posted Jan 30, 2013, 8:39 PM by Ellen Pearlman

The New Aesthetic - Sorta, Finally, Kinda

Bruce Sterling defines the New Aesthetic as “image-processing for British media designers.” It sounds so simple, like washing suds. But what it really is is the established artworld of image makers and writings and the industry around image making finally trying to wrap its head around the digital world.

It is the “eruption of the digital into the physical” which sounds like those washing suds in the machine suddenly started pouring out and flooding your basement with sudsy water. According to Sterling, James Bridle is the new crowned king of the movement, sort of like Relational Aesthetics and Nicolas Bourriaud.

The New Aesthetic has its roots in network culture. Its also described as a “theory object” (back to those suds) and it is sharable. It is “collectively intelligent” in that it crowd sources itself up the yin yang, and actually boils down to a common denominator. It’s open source, a rhizome, and Sterling describes it as “balloons tied to a lethal weapon,” hence the relevance of my frothy, sudsy metaphor.

Apparently “theory objects” are when people cluster around unstable databases. I can’t imagine what happens when they cluster around stable databases. One picture used to illustrate this is a member of the Spanish National Congress taking the entire Spanish budget to Congress on a cardboard backed QRCode with a little bit of masking tape to hold it together.

Sterling says its cute, pop, transgressive and even includes surveillance. Anyone with a data connection can see it - all that mapping and coding and pinpointing. It’s immediate, it has glitches, and its gone almost as fast as it appears. It gets dated fast.

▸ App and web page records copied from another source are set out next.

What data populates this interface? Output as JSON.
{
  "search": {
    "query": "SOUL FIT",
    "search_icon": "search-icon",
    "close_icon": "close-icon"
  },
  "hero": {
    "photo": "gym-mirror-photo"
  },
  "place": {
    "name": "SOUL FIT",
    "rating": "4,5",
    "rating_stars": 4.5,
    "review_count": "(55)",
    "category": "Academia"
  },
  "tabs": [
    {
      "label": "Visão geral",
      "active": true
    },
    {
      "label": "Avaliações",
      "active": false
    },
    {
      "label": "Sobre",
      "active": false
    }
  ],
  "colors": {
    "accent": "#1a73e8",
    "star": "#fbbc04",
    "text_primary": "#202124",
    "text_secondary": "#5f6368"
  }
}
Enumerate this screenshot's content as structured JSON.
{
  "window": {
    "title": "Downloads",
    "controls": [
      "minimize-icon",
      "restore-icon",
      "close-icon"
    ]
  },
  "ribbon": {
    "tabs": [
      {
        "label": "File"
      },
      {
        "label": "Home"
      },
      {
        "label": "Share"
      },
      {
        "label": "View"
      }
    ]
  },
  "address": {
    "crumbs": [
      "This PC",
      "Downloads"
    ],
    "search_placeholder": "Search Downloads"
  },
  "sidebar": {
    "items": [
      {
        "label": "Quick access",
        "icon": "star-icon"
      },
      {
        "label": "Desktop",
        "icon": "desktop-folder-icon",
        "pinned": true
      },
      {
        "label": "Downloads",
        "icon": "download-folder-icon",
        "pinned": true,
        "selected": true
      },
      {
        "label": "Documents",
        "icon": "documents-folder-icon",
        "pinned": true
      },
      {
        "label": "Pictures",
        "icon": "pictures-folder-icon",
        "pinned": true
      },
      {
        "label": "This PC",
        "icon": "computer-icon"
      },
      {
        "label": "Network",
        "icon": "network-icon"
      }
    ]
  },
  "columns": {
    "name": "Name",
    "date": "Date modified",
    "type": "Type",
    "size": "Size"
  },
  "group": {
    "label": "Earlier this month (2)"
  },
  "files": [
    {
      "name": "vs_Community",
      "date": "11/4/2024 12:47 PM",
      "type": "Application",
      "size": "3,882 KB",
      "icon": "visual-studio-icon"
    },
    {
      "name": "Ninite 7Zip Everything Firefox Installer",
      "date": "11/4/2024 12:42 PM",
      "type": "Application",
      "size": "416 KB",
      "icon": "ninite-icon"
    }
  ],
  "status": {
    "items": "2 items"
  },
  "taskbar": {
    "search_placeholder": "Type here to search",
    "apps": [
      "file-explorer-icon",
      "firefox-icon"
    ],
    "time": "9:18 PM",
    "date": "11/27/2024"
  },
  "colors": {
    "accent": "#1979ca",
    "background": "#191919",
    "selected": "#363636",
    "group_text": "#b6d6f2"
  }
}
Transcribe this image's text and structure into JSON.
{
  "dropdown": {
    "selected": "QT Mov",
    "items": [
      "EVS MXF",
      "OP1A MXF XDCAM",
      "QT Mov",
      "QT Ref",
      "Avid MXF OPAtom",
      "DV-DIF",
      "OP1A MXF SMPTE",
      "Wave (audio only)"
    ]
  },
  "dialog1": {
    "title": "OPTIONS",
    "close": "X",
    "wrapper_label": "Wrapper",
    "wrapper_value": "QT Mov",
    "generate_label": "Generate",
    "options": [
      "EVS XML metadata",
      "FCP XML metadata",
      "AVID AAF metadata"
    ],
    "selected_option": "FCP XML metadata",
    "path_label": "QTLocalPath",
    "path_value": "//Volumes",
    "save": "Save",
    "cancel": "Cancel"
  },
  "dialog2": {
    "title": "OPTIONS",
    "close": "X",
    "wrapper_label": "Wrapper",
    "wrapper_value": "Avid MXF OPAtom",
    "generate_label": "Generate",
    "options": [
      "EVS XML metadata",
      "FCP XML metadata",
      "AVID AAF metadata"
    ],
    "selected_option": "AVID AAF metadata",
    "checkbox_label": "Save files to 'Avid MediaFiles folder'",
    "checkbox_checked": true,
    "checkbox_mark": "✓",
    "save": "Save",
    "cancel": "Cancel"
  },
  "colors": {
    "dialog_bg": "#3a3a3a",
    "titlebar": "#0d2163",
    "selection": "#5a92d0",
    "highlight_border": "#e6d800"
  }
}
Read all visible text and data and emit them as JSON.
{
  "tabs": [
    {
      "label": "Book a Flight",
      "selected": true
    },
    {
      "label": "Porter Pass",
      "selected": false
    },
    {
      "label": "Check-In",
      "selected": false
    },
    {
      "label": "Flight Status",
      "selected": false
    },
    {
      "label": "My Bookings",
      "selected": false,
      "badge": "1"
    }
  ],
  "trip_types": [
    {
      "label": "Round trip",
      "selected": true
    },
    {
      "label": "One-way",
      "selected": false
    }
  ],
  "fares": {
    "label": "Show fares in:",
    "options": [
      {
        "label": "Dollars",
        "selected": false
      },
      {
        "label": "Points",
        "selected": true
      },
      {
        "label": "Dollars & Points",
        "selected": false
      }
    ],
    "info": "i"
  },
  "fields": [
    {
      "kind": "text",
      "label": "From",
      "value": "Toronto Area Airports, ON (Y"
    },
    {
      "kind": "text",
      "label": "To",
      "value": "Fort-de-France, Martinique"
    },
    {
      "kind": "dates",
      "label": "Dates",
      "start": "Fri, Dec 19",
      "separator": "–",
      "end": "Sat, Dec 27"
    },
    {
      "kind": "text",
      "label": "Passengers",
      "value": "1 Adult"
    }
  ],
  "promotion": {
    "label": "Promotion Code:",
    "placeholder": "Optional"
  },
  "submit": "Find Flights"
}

It’s past post-modern, everyone is too young to remember what that was (is).

It’s also boring machine code, hampered visuals constrained by algorithms, screen sized squares and raster vector slices, arial views, retro 80’s beginning computing stuff that dates back to Walter Benjamin’s “Art in the age of mechanical reproduction.”

Sterling decries the difference between building an Instructable robot, and the real thing, like the Japanese do. Sterling goes ballistic and winds up calling the “New Aesthetic” a “design fiction.” This means he is dammed if he does and certainly dammed if he does not. He acknowledges the existence and limits of the beauty of math and codes. He says that the aesthetic has been “hacked” but certainly not well thought out.

There is a tremendous amount of truth in that statement.